__PROBLEM TO SOLVE__:
Report, in full, each line of the material below in which the string "Religionsgemeinschaft" occurs.

Start of Block

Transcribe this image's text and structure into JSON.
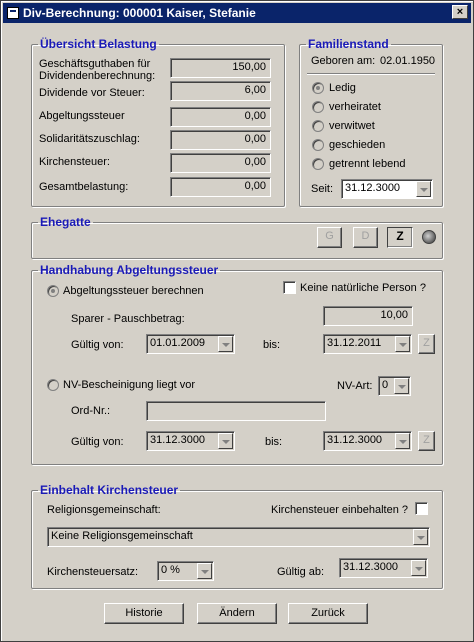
{
  "window": {
    "title": "Div-Berechnung: 000001  Kaiser, Stefanie",
    "close_glyph": "×"
  },
  "uebersicht": {
    "legend": "Übersicht Belastung",
    "rows": [
      {
        "label1": "Geschäftsguthaben für",
        "label2": "Dividendenberechnung:",
        "value": "150,00"
      },
      {
        "label1": "Dividende vor Steuer:",
        "value": "6,00"
      },
      {
        "label1": "Abgeltungssteuer",
        "value": "0,00"
      },
      {
        "label1": "Solidaritätszuschlag:",
        "value": "0,00"
      },
      {
        "label1": "Kirchensteuer:",
        "value": "0,00"
      },
      {
        "label1": "Gesamtbelastung:",
        "value": "0,00"
      }
    ]
  },
  "familienstand": {
    "legend": "Familienstand",
    "geboren_label": "Geboren am:",
    "geboren_value": "02.01.1950",
    "options": [
      "Ledig",
      "verheiratet",
      "verwitwet",
      "geschieden",
      "getrennt lebend"
    ],
    "selected_index": 0,
    "seit_label": "Seit:",
    "seit_value": "31.12.3000"
  },
  "ehegatte": {
    "legend": "Ehegatte",
    "buttons": [
      "G",
      "D",
      "Z"
    ]
  },
  "abgeltung": {
    "legend": "Handhabung Abgeltungssteuer",
    "radio1_label": "Abgeltungssteuer berechnen",
    "keine_nat_label": "Keine natürliche Person ?",
    "sparer_label": "Sparer - Pauschbetrag:",
    "sparer_value": "10,00",
    "gueltig_von_label": "Gültig von:",
    "gueltig_von_value": "01.01.2009",
    "bis_label": "bis:",
    "bis_value": "31.12.2011",
    "z_button": "Z",
    "radio2_label": "NV-Bescheinigung liegt vor",
    "nv_art_label": "NV-Art:",
    "nv_art_value": "0",
    "ord_label": "Ord-Nr.:",
    "ord_value": "",
    "gueltig_von2_label": "Gültig von:",
    "gueltig_von2_value": "31.12.3000",
    "bis2_label": "bis:",
    "bis2_value": "31.12.3000",
    "z_button2": "Z"
  },
  "kirche": {
    "legend": "Einbehalt Kirchensteuer",
    "religion_label": "Religionsgemeinschaft:",
    "einbehalten_label": "Kirchensteuer einbehalten ?",
    "religion_value": "Keine Religionsgemeinschaft",
    "satz_label": "Kirchensteuersatz:",
    "satz_value": "0 %",
    "gueltig_ab_label": "Gültig ab:",
    "gueltig_ab_value": "31.12.3000"
  },
  "footer": {
    "historie": "Historie",
    "aendern": "Ändern",
    "zurueck": "Zurück"
  }
}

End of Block

__EXERCISE OUTPUT__:
    "religion_label": "Religionsgemeinschaft:",
    "religion_value": "Keine Religionsgemeinschaft",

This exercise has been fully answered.